Easy except that the truth is most of us make passwords we can remember. After all, what good is it if we have to write them down someplace or keep forgetting them?  So, we fall into the trap of using names we know, dates, addresses, favourite foods or places or even celebs. These our things our friends and families already know about us. Guess what? We’ve put all this same personally identifiable information up on the social media sites we frequent, as we chat about lives, our jobs, our interests. Hackers know to go straight to these sites first and find their keys into our digital kingdoms. But now you know, too. Yahoo put together a list of passwords, 500 of them actually, that we shouldn’t be using. (here is the link: https://www.yahoo.com/tech/here-are-500-passwords-you-probably-shouldnt-be-using-96467697789.html). Yes, password is one, and butterfly is another. Along with every common name I’ve ever heard. Lesson learned: no pain, no gain. Making it inconvenient for ourselves makes it hard for hackers. That 9 character nonsense password will be deterrent enough.

So once we’ve gone to the trouble of making that impenetrable password, it should be good enough to use on everything, right? Wrong. So very, very wrong. And yet, that is a mistake most of us make. And almost as bad is when we alternate or recycle passwords. Oh, the inconvenience. Yes, it is a royal pain to manage up to a dozen different passwords, never mind we can’t remember them now.  But that pales in comparison to cancelling all your credit cards, then carefully reviewing your bank and card statements from now on. There are ways to manage your passwords, including third party software. While I can’t say what works best, what I can say is this: if you haven’t already been hacked, you are about to be. This is how you won’t become another data breach statistic on the nightly news.

Welcome to Fortress Security

imagesYour home is your castle. It’s filled with pictures and memories, set up just the way you like, more than just the money you paid for it. You buy insurance to cover the cost of replacing it lest anything should ever happen to it but the truth is – it’s irreplaceable. Nobody wants to go through the heartache or headache of massive loss or damage.  But that’s exactly what happens when our computers crash or phones go missing. We put the equivalent of our entire lives on tech devices. We have become a mobile society.

Most people know about anti-virus software and backups. A percentage use these to safeguard their tech and their data. But the reality is that most people have no idea just how vulnerable they are and what their actual exposure to damage and loss is.  Today, the real risk isn’t dropping a phone into a puddle or circuits frying. It’s something lurking in the shadows, waiting for you to swipe your credit card, visit a website, or open an email attachment. Cybercrime has become a significant player in the new global economy, and it’s here to stay.

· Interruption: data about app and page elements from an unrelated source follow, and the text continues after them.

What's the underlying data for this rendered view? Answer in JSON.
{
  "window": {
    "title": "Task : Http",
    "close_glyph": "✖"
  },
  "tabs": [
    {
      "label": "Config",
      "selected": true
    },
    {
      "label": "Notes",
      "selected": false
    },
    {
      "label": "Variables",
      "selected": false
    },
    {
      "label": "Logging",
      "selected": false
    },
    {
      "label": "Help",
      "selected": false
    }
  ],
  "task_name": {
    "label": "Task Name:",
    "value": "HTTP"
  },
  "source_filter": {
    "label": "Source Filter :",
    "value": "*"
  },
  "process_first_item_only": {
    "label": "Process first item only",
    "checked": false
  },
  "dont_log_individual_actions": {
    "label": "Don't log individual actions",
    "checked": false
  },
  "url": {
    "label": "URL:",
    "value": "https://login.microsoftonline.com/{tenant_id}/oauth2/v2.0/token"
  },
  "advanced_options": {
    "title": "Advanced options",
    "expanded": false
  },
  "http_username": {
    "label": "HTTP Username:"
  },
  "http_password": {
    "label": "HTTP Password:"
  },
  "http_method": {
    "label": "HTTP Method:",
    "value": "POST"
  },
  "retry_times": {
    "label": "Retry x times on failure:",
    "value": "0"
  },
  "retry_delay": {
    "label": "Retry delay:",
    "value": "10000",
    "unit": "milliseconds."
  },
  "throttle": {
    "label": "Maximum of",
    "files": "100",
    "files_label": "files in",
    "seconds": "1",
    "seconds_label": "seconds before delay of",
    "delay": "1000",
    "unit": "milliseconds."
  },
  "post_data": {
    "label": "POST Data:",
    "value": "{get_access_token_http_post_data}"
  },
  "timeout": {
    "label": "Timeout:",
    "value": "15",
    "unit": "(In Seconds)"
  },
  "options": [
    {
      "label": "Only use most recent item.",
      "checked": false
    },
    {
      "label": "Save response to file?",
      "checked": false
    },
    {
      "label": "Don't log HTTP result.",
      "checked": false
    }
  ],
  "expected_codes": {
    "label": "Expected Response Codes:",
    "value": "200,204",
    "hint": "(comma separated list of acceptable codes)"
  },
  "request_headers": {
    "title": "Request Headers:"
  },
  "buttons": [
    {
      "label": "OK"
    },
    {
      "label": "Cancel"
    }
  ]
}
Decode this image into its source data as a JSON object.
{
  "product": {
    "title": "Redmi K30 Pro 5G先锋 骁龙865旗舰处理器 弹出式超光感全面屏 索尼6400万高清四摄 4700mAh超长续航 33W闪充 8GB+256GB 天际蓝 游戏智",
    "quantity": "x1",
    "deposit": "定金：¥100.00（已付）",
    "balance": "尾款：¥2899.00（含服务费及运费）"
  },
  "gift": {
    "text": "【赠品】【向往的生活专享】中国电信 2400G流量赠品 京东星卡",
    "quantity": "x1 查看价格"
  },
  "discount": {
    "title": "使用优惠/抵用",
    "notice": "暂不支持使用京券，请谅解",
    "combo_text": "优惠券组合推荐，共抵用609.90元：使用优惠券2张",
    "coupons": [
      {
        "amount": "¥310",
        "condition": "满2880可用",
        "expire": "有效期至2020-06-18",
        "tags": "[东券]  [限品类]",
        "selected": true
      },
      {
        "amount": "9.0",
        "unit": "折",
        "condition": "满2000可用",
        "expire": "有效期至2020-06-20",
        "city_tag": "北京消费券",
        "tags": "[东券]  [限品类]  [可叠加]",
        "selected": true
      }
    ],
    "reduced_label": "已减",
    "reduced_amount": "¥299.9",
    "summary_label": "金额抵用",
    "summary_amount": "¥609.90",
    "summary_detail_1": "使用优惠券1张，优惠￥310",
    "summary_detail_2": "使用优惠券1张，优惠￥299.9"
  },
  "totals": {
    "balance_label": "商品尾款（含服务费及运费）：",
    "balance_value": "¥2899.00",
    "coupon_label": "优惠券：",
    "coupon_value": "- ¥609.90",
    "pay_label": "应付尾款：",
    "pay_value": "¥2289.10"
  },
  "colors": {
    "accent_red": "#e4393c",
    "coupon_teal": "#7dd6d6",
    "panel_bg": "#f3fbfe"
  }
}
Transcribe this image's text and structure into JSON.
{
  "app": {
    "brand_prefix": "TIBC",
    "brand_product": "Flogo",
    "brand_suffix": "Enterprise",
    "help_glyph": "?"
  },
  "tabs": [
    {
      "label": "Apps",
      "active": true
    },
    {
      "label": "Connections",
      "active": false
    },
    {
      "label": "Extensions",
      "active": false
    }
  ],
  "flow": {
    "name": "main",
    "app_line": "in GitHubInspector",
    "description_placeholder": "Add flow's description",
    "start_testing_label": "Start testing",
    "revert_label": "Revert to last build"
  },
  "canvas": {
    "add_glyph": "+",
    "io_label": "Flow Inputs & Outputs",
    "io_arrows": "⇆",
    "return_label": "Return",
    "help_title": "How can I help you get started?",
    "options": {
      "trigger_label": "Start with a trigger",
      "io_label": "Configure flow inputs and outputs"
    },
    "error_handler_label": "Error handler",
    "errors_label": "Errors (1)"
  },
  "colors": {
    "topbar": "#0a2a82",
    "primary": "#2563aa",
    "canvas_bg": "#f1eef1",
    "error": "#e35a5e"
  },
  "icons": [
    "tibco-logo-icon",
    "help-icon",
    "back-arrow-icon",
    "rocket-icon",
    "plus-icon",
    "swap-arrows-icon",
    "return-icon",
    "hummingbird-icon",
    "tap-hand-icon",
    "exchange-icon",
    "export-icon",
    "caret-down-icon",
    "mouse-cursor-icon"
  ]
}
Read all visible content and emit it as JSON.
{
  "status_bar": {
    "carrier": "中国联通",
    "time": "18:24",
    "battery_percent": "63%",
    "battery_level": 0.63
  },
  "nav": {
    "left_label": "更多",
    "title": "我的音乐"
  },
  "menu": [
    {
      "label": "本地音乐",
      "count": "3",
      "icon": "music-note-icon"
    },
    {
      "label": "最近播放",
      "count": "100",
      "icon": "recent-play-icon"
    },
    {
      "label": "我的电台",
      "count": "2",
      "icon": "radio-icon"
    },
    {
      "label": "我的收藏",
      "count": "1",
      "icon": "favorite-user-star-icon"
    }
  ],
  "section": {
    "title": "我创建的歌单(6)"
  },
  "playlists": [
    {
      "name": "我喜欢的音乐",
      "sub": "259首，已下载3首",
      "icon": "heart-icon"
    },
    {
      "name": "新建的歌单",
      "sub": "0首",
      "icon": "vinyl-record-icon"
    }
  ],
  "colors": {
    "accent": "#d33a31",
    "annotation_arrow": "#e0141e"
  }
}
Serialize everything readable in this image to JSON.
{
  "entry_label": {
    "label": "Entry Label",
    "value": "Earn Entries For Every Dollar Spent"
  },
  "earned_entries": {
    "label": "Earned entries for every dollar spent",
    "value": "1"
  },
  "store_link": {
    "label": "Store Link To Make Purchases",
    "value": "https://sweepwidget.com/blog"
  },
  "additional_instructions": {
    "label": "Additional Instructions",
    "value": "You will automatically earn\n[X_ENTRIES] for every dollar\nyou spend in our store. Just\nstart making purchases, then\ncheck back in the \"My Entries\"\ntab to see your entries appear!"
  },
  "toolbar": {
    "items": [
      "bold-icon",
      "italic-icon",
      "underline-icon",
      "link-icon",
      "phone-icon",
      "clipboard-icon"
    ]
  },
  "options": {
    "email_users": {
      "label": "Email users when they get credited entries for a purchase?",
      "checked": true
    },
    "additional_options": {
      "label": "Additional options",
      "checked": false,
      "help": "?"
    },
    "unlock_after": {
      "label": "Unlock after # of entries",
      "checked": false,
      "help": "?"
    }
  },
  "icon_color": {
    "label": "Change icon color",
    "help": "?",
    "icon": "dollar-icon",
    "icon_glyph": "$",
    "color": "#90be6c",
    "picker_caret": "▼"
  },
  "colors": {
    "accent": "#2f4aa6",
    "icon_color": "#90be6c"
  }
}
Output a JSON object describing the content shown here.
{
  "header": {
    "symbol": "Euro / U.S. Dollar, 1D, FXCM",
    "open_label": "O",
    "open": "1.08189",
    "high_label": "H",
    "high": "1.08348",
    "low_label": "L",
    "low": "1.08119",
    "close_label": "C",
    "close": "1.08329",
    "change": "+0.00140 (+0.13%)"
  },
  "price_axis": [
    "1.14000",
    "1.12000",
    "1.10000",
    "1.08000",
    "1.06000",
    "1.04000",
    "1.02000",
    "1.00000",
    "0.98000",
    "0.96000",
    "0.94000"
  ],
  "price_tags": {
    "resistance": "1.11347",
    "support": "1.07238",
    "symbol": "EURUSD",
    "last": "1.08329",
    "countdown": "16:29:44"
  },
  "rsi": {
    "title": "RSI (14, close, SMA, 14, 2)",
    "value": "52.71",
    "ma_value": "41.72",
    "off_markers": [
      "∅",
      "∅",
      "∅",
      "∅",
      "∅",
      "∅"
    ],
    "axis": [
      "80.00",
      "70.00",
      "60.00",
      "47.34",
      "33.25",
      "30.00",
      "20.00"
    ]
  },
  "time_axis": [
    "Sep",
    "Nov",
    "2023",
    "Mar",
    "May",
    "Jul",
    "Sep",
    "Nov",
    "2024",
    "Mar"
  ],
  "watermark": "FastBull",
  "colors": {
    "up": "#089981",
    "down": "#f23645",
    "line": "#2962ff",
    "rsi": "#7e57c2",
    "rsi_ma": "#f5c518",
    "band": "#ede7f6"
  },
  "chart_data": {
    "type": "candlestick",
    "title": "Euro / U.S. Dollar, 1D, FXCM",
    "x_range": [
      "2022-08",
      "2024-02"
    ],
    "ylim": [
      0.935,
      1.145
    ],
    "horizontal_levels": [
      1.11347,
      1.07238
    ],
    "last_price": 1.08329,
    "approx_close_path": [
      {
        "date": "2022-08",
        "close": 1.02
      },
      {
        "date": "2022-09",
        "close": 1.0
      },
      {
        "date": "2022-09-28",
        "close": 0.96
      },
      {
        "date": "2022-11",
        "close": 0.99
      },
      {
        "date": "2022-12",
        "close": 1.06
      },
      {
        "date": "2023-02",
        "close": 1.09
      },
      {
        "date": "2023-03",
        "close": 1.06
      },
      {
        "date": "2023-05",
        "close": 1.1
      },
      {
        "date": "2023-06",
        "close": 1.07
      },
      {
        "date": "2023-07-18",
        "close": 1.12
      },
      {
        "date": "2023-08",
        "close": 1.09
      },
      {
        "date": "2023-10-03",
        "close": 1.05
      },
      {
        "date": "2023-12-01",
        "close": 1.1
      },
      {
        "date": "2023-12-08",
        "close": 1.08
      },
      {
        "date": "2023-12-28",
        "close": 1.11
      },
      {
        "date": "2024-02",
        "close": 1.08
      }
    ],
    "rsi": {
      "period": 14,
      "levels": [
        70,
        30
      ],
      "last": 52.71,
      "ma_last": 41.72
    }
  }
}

If only hackers were those sharply savvy caricatures dressed in black we enjoy in movies. But there is nothing charming or funny about gangs of thugs whose sole motivation is to get rich by ruining the lives of others. And that is the true essence of cybercrime. Our personally identifiable information, or PII, is the new currency of the blackmarket. Usercodes, passwords, drivers licence numbers, home addresses -we are broken down to bits and pieces, sold to the highest bidder, who will then recreate a whole new identity at our cost.

As it stands, the black hats are keeping more than  one step ahead.  For those of us in information security, or InfoSec, it’s a frustrating game of catch-up.  Which means damage control more than damage prevention.  The stakes are high, the payoffs are huge, and the playing field is global. But knowledge is power in this fight. As malware evolves and data breaches make nightly news, for the average user that really will mean an ounce of prevention is worth a pound of cure.